ACTIVITY: Copy out the entries below precisely; nothing is to be omitted.
++++ STUDY MATERIAL
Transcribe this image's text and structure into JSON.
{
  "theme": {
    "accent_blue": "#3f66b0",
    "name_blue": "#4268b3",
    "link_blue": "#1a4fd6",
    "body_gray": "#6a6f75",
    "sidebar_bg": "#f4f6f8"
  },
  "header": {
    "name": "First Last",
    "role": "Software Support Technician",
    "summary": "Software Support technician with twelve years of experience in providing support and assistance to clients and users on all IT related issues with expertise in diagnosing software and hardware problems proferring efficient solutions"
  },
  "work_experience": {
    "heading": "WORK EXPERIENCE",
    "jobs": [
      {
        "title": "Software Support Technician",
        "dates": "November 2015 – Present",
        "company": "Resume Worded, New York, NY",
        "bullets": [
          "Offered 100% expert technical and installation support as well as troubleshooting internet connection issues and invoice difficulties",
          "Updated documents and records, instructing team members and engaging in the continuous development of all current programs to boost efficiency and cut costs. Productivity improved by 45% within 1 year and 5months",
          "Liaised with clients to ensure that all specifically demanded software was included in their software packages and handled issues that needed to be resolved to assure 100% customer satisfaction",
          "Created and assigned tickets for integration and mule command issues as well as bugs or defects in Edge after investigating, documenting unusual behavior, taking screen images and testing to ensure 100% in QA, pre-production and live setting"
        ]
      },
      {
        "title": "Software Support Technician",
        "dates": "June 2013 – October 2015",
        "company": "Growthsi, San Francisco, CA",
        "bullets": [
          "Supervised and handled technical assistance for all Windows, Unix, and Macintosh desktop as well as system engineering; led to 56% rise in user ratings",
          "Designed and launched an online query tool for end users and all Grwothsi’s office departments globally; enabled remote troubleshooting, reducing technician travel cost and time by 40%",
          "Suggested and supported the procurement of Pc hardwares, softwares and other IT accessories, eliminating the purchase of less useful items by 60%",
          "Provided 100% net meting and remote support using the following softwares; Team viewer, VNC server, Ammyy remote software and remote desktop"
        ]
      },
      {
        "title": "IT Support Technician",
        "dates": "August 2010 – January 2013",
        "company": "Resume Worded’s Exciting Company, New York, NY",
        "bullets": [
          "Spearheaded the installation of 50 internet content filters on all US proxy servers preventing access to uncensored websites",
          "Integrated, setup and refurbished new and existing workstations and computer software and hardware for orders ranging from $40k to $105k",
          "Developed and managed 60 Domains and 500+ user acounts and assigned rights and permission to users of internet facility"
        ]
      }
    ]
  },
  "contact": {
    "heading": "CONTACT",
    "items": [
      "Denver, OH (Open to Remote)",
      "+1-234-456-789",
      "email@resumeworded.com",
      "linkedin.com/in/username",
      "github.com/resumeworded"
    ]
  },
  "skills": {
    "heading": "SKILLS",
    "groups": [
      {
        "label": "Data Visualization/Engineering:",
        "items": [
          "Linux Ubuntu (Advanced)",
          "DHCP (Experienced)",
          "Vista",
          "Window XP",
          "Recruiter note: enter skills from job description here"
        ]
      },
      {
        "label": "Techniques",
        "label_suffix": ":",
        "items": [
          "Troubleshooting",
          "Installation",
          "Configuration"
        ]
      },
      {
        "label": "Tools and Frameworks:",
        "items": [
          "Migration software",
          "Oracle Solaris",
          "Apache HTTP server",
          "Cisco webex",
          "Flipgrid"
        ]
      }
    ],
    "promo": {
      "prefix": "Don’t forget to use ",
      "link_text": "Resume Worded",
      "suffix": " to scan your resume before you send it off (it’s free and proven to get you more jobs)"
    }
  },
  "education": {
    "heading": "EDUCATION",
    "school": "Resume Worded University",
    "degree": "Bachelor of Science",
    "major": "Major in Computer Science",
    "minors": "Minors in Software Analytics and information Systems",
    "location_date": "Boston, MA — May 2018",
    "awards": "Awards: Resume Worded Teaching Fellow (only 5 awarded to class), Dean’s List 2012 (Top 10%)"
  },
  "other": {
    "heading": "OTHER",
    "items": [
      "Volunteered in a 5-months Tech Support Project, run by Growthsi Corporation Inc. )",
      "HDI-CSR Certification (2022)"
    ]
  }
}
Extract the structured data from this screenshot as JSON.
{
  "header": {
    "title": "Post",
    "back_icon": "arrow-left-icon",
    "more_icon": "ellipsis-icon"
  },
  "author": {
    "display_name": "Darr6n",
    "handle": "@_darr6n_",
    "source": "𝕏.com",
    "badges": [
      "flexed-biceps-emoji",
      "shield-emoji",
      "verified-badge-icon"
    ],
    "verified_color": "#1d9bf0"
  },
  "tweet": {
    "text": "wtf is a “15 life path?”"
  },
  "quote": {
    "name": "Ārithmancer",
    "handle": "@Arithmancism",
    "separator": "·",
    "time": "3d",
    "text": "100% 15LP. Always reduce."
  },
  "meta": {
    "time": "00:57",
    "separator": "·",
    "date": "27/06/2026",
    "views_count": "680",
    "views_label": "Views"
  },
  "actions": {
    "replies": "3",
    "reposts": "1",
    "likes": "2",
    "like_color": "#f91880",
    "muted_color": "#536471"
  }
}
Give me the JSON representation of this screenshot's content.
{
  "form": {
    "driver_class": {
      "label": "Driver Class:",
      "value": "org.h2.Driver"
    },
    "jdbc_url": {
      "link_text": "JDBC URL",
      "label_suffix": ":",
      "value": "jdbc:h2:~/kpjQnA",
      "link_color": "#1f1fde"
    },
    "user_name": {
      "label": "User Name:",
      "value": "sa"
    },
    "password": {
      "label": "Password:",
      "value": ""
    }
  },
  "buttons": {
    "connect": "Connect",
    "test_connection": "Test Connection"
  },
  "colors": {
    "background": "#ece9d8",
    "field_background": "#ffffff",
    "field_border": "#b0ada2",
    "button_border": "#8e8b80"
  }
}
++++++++
ANSWER BOX:
Transcribe this image's text and structure into JSON.
{
  "theme": {
    "accent_blue": "#3f66b0",
    "name_blue": "#4268b3",
    "link_blue": "#1a4fd6",
    "body_gray": "#6a6f75",
    "sidebar_bg": "#f4f6f8"
  },
  "header": {
    "name": "First Last",
    "role": "Software Support Technician",
    "summary": "Software Support technician with twelve years of experience in providing support and assistance to clients and users on all IT related issues with expertise in diagnosing software and hardware problems proferring efficient solutions"
  },
  "work_experience": {
    "heading": "WORK EXPERIENCE",
    "jobs": [
      {
        "title": "Software Support Technician",
        "dates": "November 2015 – Present",
        "company": "Resume Worded, New York, NY",
        "bullets": [
          "Offered 100% expert technical and installation support as well as troubleshooting internet connection issues and invoice difficulties",
          "Updated documents and records, instructing team members and engaging in the continuous development of all current programs to boost efficiency and cut costs. Productivity improved by 45% within 1 year and 5months",
          "Liaised with clients to ensure that all specifically demanded software was included in their software packages and handled issues that needed to be resolved to assure 100% customer satisfaction",
          "Created and assigned tickets for integration and mule command issues as well as bugs or defects in Edge after investigating, documenting unusual behavior, taking screen images and testing to ensure 100% in QA, pre-production and live setting"
        ]
      },
      {
        "title": "Software Support Technician",
        "dates": "June 2013 – October 2015",
        "company": "Growthsi, San Francisco, CA",
        "bullets": [
          "Supervised and handled technical assistance for all Windows, Unix, and Macintosh desktop as well as system engineering; led to 56% rise in user ratings",
          "Designed and launched an online query tool for end users and all Grwothsi’s office departments globally; enabled remote troubleshooting, reducing technician travel cost and time by 40%",
          "Suggested and supported the procurement of Pc hardwares, softwares and other IT accessories, eliminating the purchase of less useful items by 60%",
          "Provided 100% net meting and remote support using the following softwares; Team viewer, VNC server, Ammyy remote software and remote desktop"
        ]
      },
      {
        "title": "IT Support Technician",
        "dates": "August 2010 – January 2013",
        "company": "Resume Worded’s Exciting Company, New York, NY",
        "bullets": [
          "Spearheaded the installation of 50 internet content filters on all US proxy servers preventing access to uncensored websites",
          "Integrated, setup and refurbished new and existing workstations and computer software and hardware for orders ranging from $40k to $105k",
          "Developed and managed 60 Domains and 500+ user acounts and assigned rights and permission to users of internet facility"
        ]
      }
    ]
  },
  "contact": {
    "heading": "CONTACT",
    "items": [
      "Denver, OH (Open to Remote)",
      "+1-234-456-789",
      "email@resumeworded.com",
      "linkedin.com/in/username",
      "github.com/resumeworded"
    ]
  },
  "skills": {
    "heading": "SKILLS",
    "groups": [
      {
        "label": "Data Visualization/Engineering:",
        "items": [
          "Linux Ubuntu (Advanced)",
          "DHCP (Experienced)",
          "Vista",
          "Window XP",
          "Recruiter note: enter skills from job description here"
        ]
      },
      {
        "label": "Techniques",
        "label_suffix": ":",
        "items": [
          "Troubleshooting",
          "Installation",
          "Configuration"
        ]
      },
      {
        "label": "Tools and Frameworks:",
        "items": [
          "Migration software",
          "Oracle Solaris",
          "Apache HTTP server",
          "Cisco webex",
          "Flipgrid"
        ]
      }
    ],
    "promo": {
      "prefix": "Don’t forget to use ",
      "link_text": "Resume Worded",
      "suffix": " to scan your resume before you send it off (it’s free and proven to get you more jobs)"
    }
  },
  "education": {
    "heading": "EDUCATION",
    "school": "Resume Worded University",
    "degree": "Bachelor of Science",
    "major": "Major in Computer Science",
    "minors": "Minors in Software Analytics and information Systems",
    "location_date": "Boston, MA — May 2018",
    "awards": "Awards: Resume Worded Teaching Fellow (only 5 awarded to class), Dean’s List 2012 (Top 10%)"
  },
  "other": {
    "heading": "OTHER",
    "items": [
      "Volunteered in a 5-months Tech Support Project, run by Growthsi Corporation Inc. )",
      "HDI-CSR Certification (2022)"
    ]
  }
}
Extract the structured data from this screenshot as JSON.
{
  "header": {
    "title": "Post",
    "back_icon": "arrow-left-icon",
    "more_icon": "ellipsis-icon"
  },
  "author": {
    "display_name": "Darr6n",
    "handle": "@_darr6n_",
    "source": "𝕏.com",
    "badges": [
      "flexed-biceps-emoji",
      "shield-emoji",
      "verified-badge-icon"
    ],
    "verified_color": "#1d9bf0"
  },
  "tweet": {
    "text": "wtf is a “15 life path?”"
  },
  "quote": {
    "name": "Ārithmancer",
    "handle": "@Arithmancism",
    "separator": "·",
    "time": "3d",
    "text": "100% 15LP. Always reduce."
  },
  "meta": {
    "time": "00:57",
    "separator": "·",
    "date": "27/06/2026",
    "views_count": "680",
    "views_label": "Views"
  },
  "actions": {
    "replies": "3",
    "reposts": "1",
    "likes": "2",
    "like_color": "#f91880",
    "muted_color": "#536471"
  }
}
Give me the JSON representation of this screenshot's content.
{
  "form": {
    "driver_class": {
      "label": "Driver Class:",
      "value": "org.h2.Driver"
    },
    "jdbc_url": {
      "link_text": "JDBC URL",
      "label_suffix": ":",
      "value": "jdbc:h2:~/kpjQnA",
      "link_color": "#1f1fde"
    },
    "user_name": {
      "label": "User Name:",
      "value": "sa"
    },
    "password": {
      "label": "Password:",
      "value": ""
    }
  },
  "buttons": {
    "connect": "Connect",
    "test_connection": "Test Connection"
  },
  "colors": {
    "background": "#ece9d8",
    "field_background": "#ffffff",
    "field_border": "#b0ada2",
    "button_border": "#8e8b80"
  }
}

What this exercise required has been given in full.